Or hermitage? Not sure what the right term is, but I’ve definitely been there since Costume Con. I’m not 100% sure what it was — the mad dash to finish multiple projects, the stress of travelling, the alignment of the planets — but I’ve definitely been taking a big break from costuming since then. I did noodle a bit on a modern dress (which needs still sleeves and a hem), but mostly I’ve been giving myself permission to just loll around.
I think a big part is needing to get back in touch with what I love about costuming. There’s many things I love — brainstorming ideas, researching styles and techniques, wearing and putting together a beautiful ensemble, playing with personae. But what I’m not loving is the pressure that I’m hearing a lot of us discuss to constantly have New! Fabulous! Exciting! costumes for each and every event. We end up overtired, generally not 100% happy with what we made, and eyeing each other suspiciously to see who did manage to pull off an entire new wardrobe. Well, I’m done with that. I love creating costumes, and I’m not stopping, but I’m stepping back a bit to spend the time I want on the things that have meaning for me… which means moving a bit slower and letting go of the fact that everyone else seems to be able to bang out a perfect dress in a weekend. It takes me months, and I’m just going to be okay with that… especially given that I really do love sewing! So why bother to rush what I enjoy?
Another thing that’s been getting to me is confusion about my own motivations. As I’ve become a better sewer and costumer, I’ve started to feel like EVERY project has to be master-award-winning-to-the-tiniest-detail, or I’ve failed. I’ve started to feel like, “What’s the point of spending good money on good materials, and good time on good techniques, if I’m not 1000% accurate/perfect?” Which is ridiculous. There are things that I enjoy taking the time and care to do accurately, and then at the exact same time on the exact same project there’s another thing that I can’t be bothered with. I’m going to try really hard with being okay with that – not every stitch needs to be sewn by hand, I don’t HAVE to use reed instead of metal boning, etc. It’s okay for me to choose those historical materials or techniques that make my toes curl, and ignore those that don’t. Or to use a modern material or method if I like the result. Because really, I ain’t giving up my basting spray for ANYONE.
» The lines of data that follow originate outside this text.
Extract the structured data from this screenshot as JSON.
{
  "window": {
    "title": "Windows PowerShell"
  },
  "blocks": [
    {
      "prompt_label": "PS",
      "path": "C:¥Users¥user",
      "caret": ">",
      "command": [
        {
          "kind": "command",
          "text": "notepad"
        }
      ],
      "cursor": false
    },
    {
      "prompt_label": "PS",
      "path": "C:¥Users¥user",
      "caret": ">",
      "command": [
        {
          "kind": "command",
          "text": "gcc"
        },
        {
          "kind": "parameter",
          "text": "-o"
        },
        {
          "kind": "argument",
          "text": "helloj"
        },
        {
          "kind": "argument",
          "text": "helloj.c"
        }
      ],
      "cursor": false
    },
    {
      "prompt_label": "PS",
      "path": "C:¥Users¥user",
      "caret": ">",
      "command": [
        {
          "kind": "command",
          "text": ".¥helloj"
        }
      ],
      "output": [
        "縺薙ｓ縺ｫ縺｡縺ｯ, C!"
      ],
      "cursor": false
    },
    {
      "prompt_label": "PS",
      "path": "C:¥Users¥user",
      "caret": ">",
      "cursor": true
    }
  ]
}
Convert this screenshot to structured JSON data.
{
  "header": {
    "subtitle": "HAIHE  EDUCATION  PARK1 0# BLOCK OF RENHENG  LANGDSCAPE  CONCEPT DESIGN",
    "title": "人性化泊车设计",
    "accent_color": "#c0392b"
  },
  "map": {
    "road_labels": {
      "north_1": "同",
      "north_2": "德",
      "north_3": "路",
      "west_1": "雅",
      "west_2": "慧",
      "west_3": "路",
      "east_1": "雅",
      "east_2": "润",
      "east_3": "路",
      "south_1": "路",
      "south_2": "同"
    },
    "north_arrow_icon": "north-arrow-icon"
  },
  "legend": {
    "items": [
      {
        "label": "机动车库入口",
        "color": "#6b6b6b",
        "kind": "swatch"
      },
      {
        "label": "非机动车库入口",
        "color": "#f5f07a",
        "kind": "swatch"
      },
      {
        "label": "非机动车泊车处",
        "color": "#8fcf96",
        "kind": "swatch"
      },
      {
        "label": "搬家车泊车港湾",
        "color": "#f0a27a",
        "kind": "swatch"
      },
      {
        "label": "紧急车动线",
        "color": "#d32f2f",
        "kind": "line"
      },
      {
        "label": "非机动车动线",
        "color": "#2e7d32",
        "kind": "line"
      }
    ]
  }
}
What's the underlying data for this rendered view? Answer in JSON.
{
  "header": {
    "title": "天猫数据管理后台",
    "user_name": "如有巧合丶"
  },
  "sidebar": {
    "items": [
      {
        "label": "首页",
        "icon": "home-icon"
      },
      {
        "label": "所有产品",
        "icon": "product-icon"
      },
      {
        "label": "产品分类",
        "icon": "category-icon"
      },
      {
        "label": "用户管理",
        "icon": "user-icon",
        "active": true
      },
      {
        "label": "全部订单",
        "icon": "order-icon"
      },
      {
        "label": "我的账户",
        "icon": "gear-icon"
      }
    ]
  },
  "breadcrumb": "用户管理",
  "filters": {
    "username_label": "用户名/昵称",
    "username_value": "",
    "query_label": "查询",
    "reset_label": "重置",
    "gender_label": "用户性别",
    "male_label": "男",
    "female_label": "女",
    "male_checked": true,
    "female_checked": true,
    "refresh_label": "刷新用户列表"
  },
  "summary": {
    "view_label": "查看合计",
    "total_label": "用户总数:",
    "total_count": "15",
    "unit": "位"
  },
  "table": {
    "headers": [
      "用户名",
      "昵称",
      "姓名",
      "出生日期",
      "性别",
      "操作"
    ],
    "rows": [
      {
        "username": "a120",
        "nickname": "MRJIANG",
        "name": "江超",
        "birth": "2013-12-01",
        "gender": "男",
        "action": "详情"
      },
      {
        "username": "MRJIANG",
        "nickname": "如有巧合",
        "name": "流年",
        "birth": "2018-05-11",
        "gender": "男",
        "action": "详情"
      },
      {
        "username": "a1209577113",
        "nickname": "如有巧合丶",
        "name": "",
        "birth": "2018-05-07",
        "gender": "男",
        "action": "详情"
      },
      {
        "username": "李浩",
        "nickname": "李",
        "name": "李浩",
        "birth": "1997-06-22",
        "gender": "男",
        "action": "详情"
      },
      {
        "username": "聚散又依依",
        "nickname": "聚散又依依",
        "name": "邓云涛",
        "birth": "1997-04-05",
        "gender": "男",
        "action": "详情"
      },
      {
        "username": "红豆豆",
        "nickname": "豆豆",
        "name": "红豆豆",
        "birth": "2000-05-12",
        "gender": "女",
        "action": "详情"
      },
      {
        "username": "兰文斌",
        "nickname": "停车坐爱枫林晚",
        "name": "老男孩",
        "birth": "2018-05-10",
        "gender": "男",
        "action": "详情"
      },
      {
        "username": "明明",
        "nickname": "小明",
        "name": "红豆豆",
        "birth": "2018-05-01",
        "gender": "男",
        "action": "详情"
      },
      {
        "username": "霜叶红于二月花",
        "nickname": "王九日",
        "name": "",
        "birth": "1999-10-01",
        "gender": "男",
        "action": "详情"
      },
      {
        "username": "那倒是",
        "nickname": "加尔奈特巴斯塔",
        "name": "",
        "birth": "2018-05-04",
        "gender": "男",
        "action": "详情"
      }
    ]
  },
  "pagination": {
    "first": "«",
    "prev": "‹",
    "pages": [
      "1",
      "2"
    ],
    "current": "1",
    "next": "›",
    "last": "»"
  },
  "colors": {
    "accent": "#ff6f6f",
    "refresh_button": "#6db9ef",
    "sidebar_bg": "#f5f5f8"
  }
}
At the same time, I DO want to know what I am capable of, and I’ve realized that part of my angst is that I don’t feel like I costume to the best of my abilities — generally limited by time. So I’ve decided that *at some point*, and on *my own schedule*, I’m going to make one complete costume (I am thinking it will be the maja dress but that could change) that I will make, from the undies out, 1000% accurately. Then, when that probably multi-year project is finished, I’ll enter it in a CostumeCon masquerade. I’d like to do it to prove to myself that I can do it… but that doesn’t mean that every costume I make needs to be that perfect.
So with all that in mind, I’ve been sewing! And itching to sew, in fact! The Nell Gwyn dress is still on for the Costume College gala, even those many of my fellow mistresses have fallen by the wayside — but that’s okay! I’m really excited about experimenting with some historical techniques that I haven’t tried, and working on an era I’ve never done, but there are also some shortcuts that I am taking. The camera has gone AWOL, so as soon as I find it there’ll be an update… but yay! for costuming on my own terms and for my own love of it, and not for the imagined expectations of others (which really don’t exist, anyway!).